Sometimes people notice cartoons or other items that remind them of us. Sometimes we wonder *why* certain things remind them of us, but that is another question.
I was feeling the need for a little humor this morning to go along with some rumination on my part.
Spring Time - Where are you?
The first robin of Spring at Genuine Faux Farm was sighted and heard on March 15 this year. In fact, our records show that this is pretty normal for us. The difference this year from years just prior is that we were actually having temps closer to normal for Winter. And, we weren't having the ridiculously warm temperatures in early Spring that we've had the last few years. In fact, up to this point, we've probably had a Spring that is closer to the norm if you look at the averages. But, now we're tending towards a bit colder weather. And, we haven't really had that many warm days that offset the cool days most Springs.

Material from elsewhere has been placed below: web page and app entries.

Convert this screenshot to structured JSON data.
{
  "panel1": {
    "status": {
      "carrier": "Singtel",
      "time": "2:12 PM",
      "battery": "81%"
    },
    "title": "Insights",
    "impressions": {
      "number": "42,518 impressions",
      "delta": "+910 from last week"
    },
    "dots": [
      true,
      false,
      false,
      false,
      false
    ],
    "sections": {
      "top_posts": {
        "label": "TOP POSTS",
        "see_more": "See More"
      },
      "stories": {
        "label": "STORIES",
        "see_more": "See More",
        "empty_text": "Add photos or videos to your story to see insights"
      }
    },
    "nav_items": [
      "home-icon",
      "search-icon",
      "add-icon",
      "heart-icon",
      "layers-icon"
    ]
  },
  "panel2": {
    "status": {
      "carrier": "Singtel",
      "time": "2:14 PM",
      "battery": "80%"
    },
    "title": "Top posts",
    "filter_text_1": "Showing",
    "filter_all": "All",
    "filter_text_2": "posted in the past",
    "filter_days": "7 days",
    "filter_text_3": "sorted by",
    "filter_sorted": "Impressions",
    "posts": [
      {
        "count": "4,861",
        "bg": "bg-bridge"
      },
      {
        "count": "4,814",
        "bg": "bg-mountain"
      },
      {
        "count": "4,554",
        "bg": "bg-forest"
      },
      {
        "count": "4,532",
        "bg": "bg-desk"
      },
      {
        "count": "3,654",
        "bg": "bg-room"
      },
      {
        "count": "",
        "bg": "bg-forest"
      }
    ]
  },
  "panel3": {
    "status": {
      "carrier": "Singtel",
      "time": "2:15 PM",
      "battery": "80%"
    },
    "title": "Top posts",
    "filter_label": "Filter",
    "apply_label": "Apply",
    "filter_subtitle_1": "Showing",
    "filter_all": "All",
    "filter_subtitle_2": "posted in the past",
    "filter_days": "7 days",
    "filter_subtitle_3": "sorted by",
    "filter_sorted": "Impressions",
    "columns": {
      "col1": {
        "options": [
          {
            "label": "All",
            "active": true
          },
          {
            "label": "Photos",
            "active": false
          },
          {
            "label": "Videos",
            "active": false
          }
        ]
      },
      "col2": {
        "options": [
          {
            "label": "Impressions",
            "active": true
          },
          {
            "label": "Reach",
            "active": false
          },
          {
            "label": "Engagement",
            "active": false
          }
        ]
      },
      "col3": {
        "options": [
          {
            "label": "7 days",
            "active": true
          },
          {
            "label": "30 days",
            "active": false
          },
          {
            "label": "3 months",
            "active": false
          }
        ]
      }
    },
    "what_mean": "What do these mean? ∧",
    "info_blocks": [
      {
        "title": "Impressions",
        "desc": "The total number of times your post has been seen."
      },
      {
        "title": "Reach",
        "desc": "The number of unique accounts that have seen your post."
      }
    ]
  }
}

Maybe we're all just being a bit impatient. Average lows in Waverly for mid-April are in the mid 30's (subtract a degree or two for our farm). Our recent lows fall within that norm. Our daily high temps, on the other hand, should be close to 60. And, if we had some sun, I don't doubt we'd reach those temperatures. But, with the clouds, we're running about 10 degrees below the norms for highs. Ok - maybe we're just a bit justified in being anxious for Spring
Is this weather good or bad for the farm?
Aside from our being anxious to get things growing, this weather may be a bit of a blessing for the farm. But, it is always a frustrating thing how quickly a blessing can become a curse when it comes to weather. The weather has not allowed us to do any field work, some of our plans to get some things in the field early and covered with low tunnels did not happen. The frost did not go out until everything got really wet. And, when things are really wet, you can't do anything in the field either. The net result is that we are starting to get plants stacked up in trays with less space to put them in than we want.
On the other hand, we have had great weather to get paper work done. And, this time of the year always has a great deal of tension between office work and field work. Mother Nature knows this and is trying to tell us something. I can hear her now! (* Rob...Rob.... stop typing in a blog and get your paperwork done! *)
Um... Ok. I'm not sure that's what I wanted to hear.
Hey! That's not a robin!
We do have hen chicks (about 10 days old now) on the farm to go along with the adult laying hens. The broiler chickens will arrive at the end of April. May brings the ducks and the turkeys. And, as I type this, Tammy is running up to Frantzen Farms to get starter feed for the chicks. For the most part, we appreciate the opportunity to raise poultry on the farm. But, there is a reason we have a bit more affinity for Winter than many people do. November through March requires only that we care for the laying flock. But, once we get to April, things get so much more complicated.
We just remind ourselves that we're getting better at this every year. At least, we tell ourselves this.
There's something every season
Each year on the farm brings its own concerns. Usually, those worries are weather related, but we've been working on ways to handle that. This year, both Tammy and I admit to being very skittish about anything having to do with chemical sprays. And, more specifically, we are not looking forward to the aerial applications that are going to happen again this season throughout the state.
We were both tested a week ago as we were driving in to Waverly in the morning. What should we see on the horizon but an airplane making the familiar swooping patterns of the crop duster? This plane was diving around the new intersection of highways 63 and 3 east of Waverly. Its mission was to drop seed onto the medians and newly sculpted areas around the road.
While we were able to deduce that this was likely the purpose of this plane, neither of us handled seeing the plane at all well. We've never enjoyed hearing or seeing them, nor are we big fans of the ground spraying equipment. But, now, when we see these things we both feel as if they are a direct and imminent threat to our personal well-being. Whether this is irrational or not may be left open to discussion. What matters is that we're going to have to find a way to deal with the realities of living in the middle of land dedicated to corporate agriculture.